It has captivated those who dare to look beyond the physical appearance with its numerous contrasts - an Orthodox church across a beautiful building that was once a public Turkish spa, a shoeshiner who carefully preserves his own craft in front of a modern, business center. Skopje has always been a capital that has embraced many cute neighbourhoods with a small-town feel. It's has a crowded center and yet, in the midst of what might seem as a sea of anonymity, more often than not acquaintances and friends run into each other, filling up the air around them with smiles and hugs. I've had a long-time love affair with this city.

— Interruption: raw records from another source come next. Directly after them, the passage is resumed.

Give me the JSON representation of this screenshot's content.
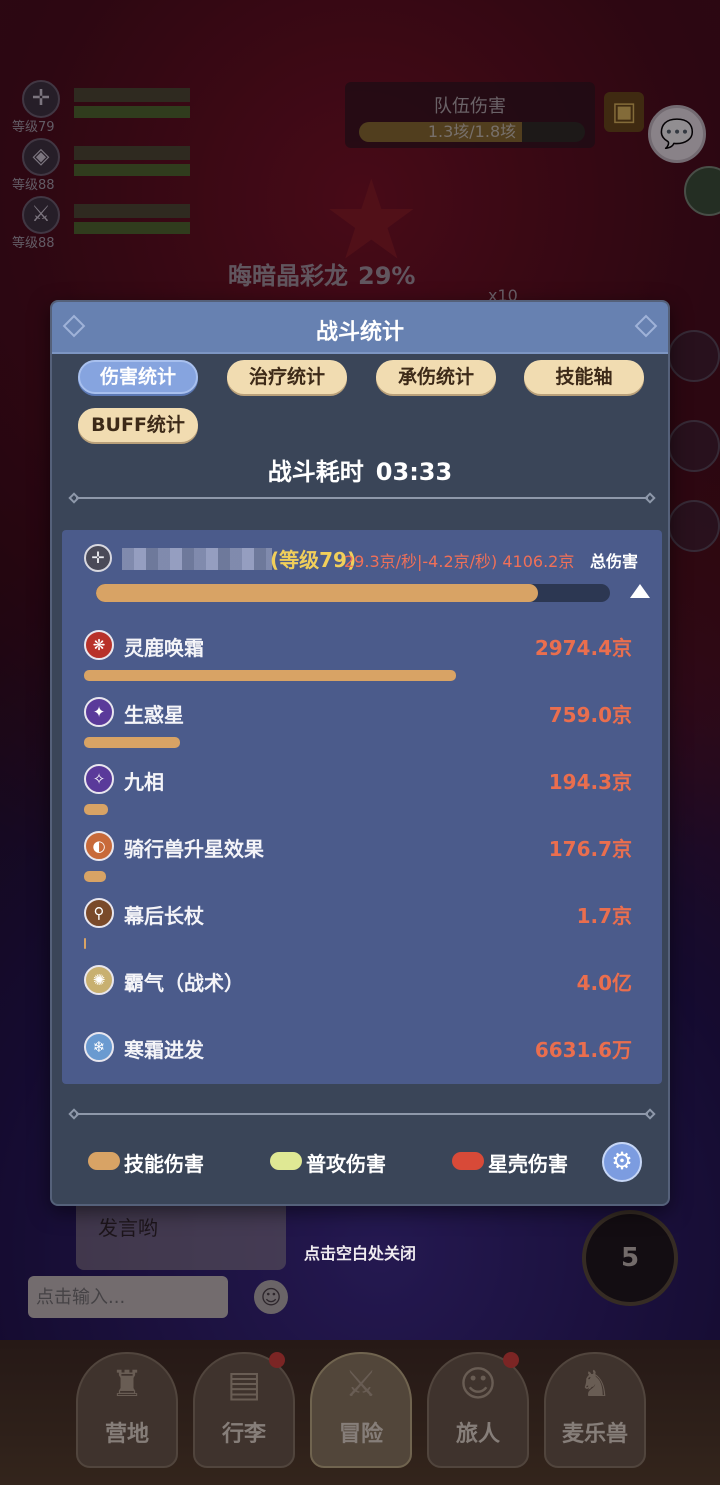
{
  "background": {
    "party": [
      {
        "level": "等级79",
        "emblem_icon": "crosshair-icon"
      },
      {
        "level": "等级88",
        "emblem_icon": "rune-icon"
      },
      {
        "level": "等级88",
        "emblem_icon": "sword-icon"
      }
    ],
    "team_damage": {
      "title": "队伍伤害",
      "value": "1.3垓/1.8垓",
      "progress": 0.72
    },
    "boss": {
      "name": "晦暗晶彩龙",
      "hp_percent": "29%",
      "multiplier": "x10"
    },
    "chat_draft_partial": "发言哟",
    "close_hint": "点击空白处关闭",
    "chat_input_placeholder": "点击输入...",
    "round_counter": "5",
    "nav": [
      {
        "label": "营地",
        "icon": "castle-icon",
        "badge": false,
        "active": false
      },
      {
        "label": "行李",
        "icon": "backpack-icon",
        "badge": true,
        "active": false
      },
      {
        "label": "冒险",
        "icon": "crossed-swords-icon",
        "badge": false,
        "active": true
      },
      {
        "label": "旅人",
        "icon": "traveler-icon",
        "badge": true,
        "active": false
      },
      {
        "label": "麦乐兽",
        "icon": "fox-icon",
        "badge": false,
        "active": false
      }
    ]
  },
  "modal": {
    "title": "战斗统计",
    "tabs": [
      {
        "label": "伤害统计",
        "active": true
      },
      {
        "label": "治疗统计",
        "active": false
      },
      {
        "label": "承伤统计",
        "active": false
      },
      {
        "label": "技能轴",
        "active": false
      },
      {
        "label": "BUFF统计",
        "active": false
      }
    ],
    "duration_label": "战斗耗时",
    "duration": "03:33",
    "player": {
      "level": "(等级79)",
      "dps": "29.3京/秒|-4.2京/秒)",
      "total": "4106.2京",
      "total_label": "总伤害",
      "share": 0.86
    },
    "skills": [
      {
        "name": "灵鹿唤霜",
        "value": "2974.4京",
        "share": 0.72,
        "icon": "frost-deer-icon",
        "icon_color": "#b8322a"
      },
      {
        "name": "生惑星",
        "value": "759.0京",
        "share": 0.185,
        "icon": "star-wing-icon",
        "icon_color": "#5a3a9a"
      },
      {
        "name": "九相",
        "value": "194.3京",
        "share": 0.047,
        "icon": "nine-phase-icon",
        "icon_color": "#5a3a9a"
      },
      {
        "name": "骑行兽升星效果",
        "value": "176.7京",
        "share": 0.043,
        "icon": "mount-star-icon",
        "icon_color": "#c86a3a"
      },
      {
        "name": "幕后长杖",
        "value": "1.7京",
        "share": 0.0,
        "icon": "staff-icon",
        "icon_color": "#7a4a2a"
      },
      {
        "name": "霸气（战术）",
        "value": "4.0亿",
        "share": null,
        "icon": "domineer-icon",
        "icon_color": "#c8b070"
      },
      {
        "name": "寒霜进发",
        "value": "6631.6万",
        "share": null,
        "icon": "snowflake-icon",
        "icon_color": "#6a9ad0"
      }
    ],
    "legend": [
      {
        "label": "技能伤害",
        "color": "#d8a365"
      },
      {
        "label": "普攻伤害",
        "color": "#dfe894"
      },
      {
        "label": "星壳伤害",
        "color": "#d84a38"
      }
    ],
    "colors": {
      "header": "#6781b1",
      "panel": "#4b5b8b",
      "damage_value": "#ea6e4e",
      "level": "#f1cf5a"
    }
  }
}
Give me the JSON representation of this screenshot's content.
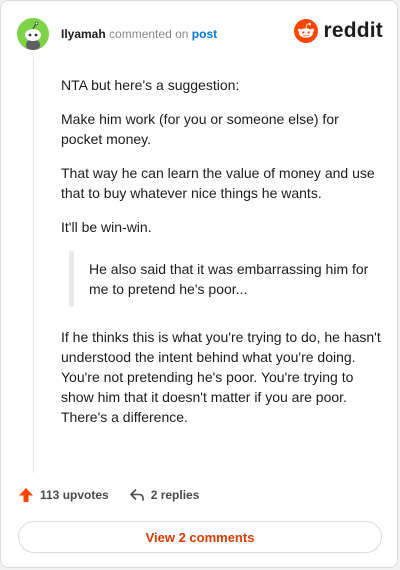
{
  "header": {
    "username": "Ilyamah",
    "commented_on": "commented on",
    "post_link": "post",
    "brand": "reddit"
  },
  "comment": {
    "paragraphs_before": [
      "NTA but here's a suggestion:",
      "Make him work (for you or someone else) for pocket money.",
      "That way he can learn the value of money and use that to buy whatever nice things he wants.",
      "It'll be win-win."
    ],
    "quote": "He also said that it was embarrassing him for me to pretend he's poor...",
    "paragraph_after": "If he thinks this is what you're trying to do, he hasn't understood the intent behind what you're doing. You're not pretending he's poor. You're trying to show him that it doesn't matter if you are poor. There's a difference."
  },
  "actions": {
    "upvotes": "113 upvotes",
    "replies": "2 replies"
  },
  "view_comments_label": "View 2 comments",
  "colors": {
    "upvote": "#ff4500",
    "link": "#0079d3",
    "view_button_text": "#d93a00",
    "avatar_bg": "#7ed349"
  },
  "icons": [
    "snoo-avatar-icon",
    "reddit-logo-icon",
    "upvote-arrow-icon",
    "reply-arrow-icon"
  ]
}
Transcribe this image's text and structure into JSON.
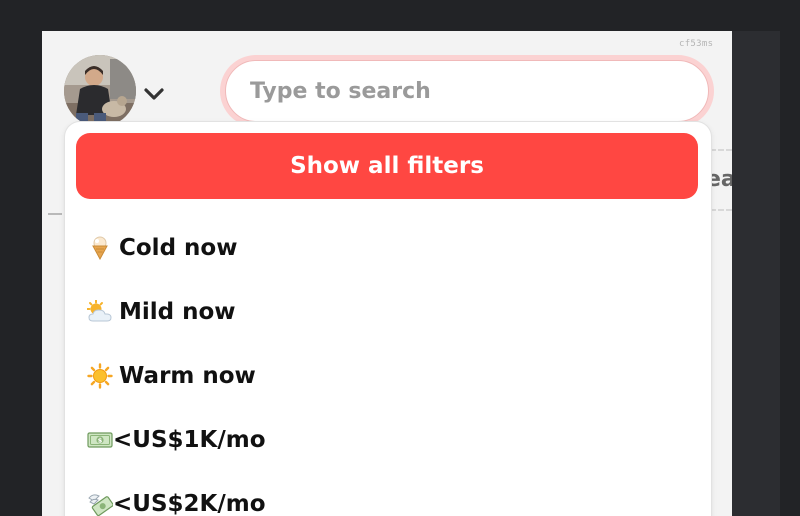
{
  "header": {
    "timing_label": "cf53ms",
    "avatar_icon": "user-avatar-photo",
    "avatar_menu_icon": "chevron-down-icon"
  },
  "search": {
    "placeholder": "Type to search",
    "value": ""
  },
  "background": {
    "partial_text": "ea"
  },
  "dropdown": {
    "show_all_label": "Show all filters",
    "items": [
      {
        "icon": "ice-cream-icon",
        "label": "Cold now"
      },
      {
        "icon": "sun-behind-cloud-icon",
        "label": "Mild now"
      },
      {
        "icon": "sun-icon",
        "label": "Warm now"
      },
      {
        "icon": "dollar-banknote-icon",
        "label": "<US$1K/mo"
      },
      {
        "icon": "money-with-wings-icon",
        "label": "<US$2K/mo"
      }
    ]
  },
  "colors": {
    "accent": "#ff4742",
    "search_ring": "#fbd2d2",
    "panel_bg": "#f3f3f3",
    "page_bg": "#222326"
  }
}
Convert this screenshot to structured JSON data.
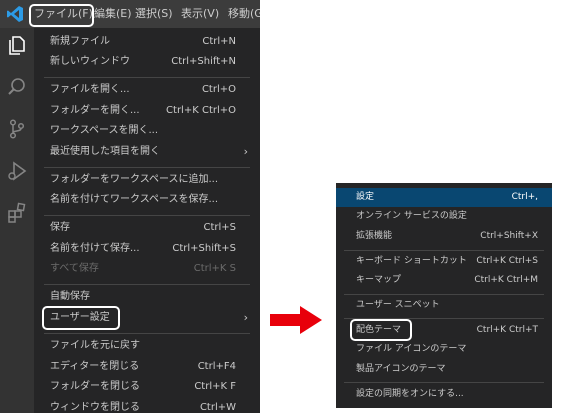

We've had our ups and downs, as any other relationship, but I've always cared so much about this love of mine.
Image courtesy of Matej Bogdanovski.
Until very recently that is...
Which brings me back to the question IFC asked me... Facing the completely-out-of-place, tasteless and irrelevant to Skopje's existence "Gate Macedonia", with my back turned to an over-sized monument that is falsely nurishing this illusion of national identity and serves to add tension to an already strained relationship, surrounded by imposed products presented to this city's people as "neo-baroque," I am looking for an answer to that question. "How does my city make me feel"? Sadly enough, through no fault of its own, it makes me feel as if it were not mine any more.
One of many "new" residential buildings in Skopje,
quite similar to those going up in many parts of NYC.
Photo courtesy of Meglena Visinska.
Part of the older section of Skopje that will soon be gone due
to new construction geared to giving the city a more modern look.
Photo by Matej Bogdanovski.
Center of Skopje, photo courtesy of Meglena Visinska.
Photo courtesy of Matej Bogdanovski.

One of many areas awaiting a construction plan,
in which something many citizen felt connected to is now gone,
so to become part of the "new" Skopje. In the distance is one
of many new statues for the "Skopje 2014" project, awash many think,
in nationalism. Photo courtesy of Meglena Visinska
A postcard of Skopje, most likely when it was apart of Yugoslavia.
Image courtesy of Matej Bogdanovski. 
If you would like to know more, go, "Art is the reason, art is the way"

Monday, December 10, 2012

C.C festival 2 ("Evolution") part 5 @ The Dimenna Center

This months cover by K.K.W
Central Park, Fuji-Film 400
Composers Concordance Festival 2 ("Evolution") part 5 @ The Dimenna Center. Photos by K.K.W

John Sarantos (Native American flute)

Charles Coleman (in black) 

LeeAnet Noble ("Drum Progression")

LeeAnet Noble ("Drum Progression")
Lara St John

Lara St John

Lara St John & conductor Thomas Carlo Bo

LeeAnet Noble (left) & Daniel Palkowski (standing)

Mioi Takeda 

Lara St John & conductor Thomas Carlo Bo
David Taylor (left), Lynn Bechtold, Mioi Takeda & Franz Hackl 
John Sarantos & Gene Pritsker

John Sarantos & Gene Pritsker

John Sarantos

Ana Garcia (Percussion) & John Clark
David Abrams 
David Abrams (right, in black)

Valerie Coleman
Valerie Coleman

Valerie Coleman during her solo.
Keve Wilson (far left), Michiyo Suzuki, Taka Kigawa,
& Mioi Takeda
Peter Javis (far left, backround), John Clark, Franz Hackl,
Keve Wilson & Michiyo Suzuki 

David Taylor 
David Taylor 
Nataliya Medvedovskya
Valerie Coleman (far left), Keve Wilson, Michiyo Suzuki,
Ana Garcia
David Taylor (Valerie Coleman , Keve Wilson, Michiyo Suzuki,
Ana Garcia
Svjetlana Bukvich Nichols (middle)
Svjetlana Bukvich Nichols (middle)
Ana Garcia & Valerie Coleman
Ana Garcia (upper left), Valerie Coleman,
Keve Wilson & Peter Jarvis

If you would like to know more, go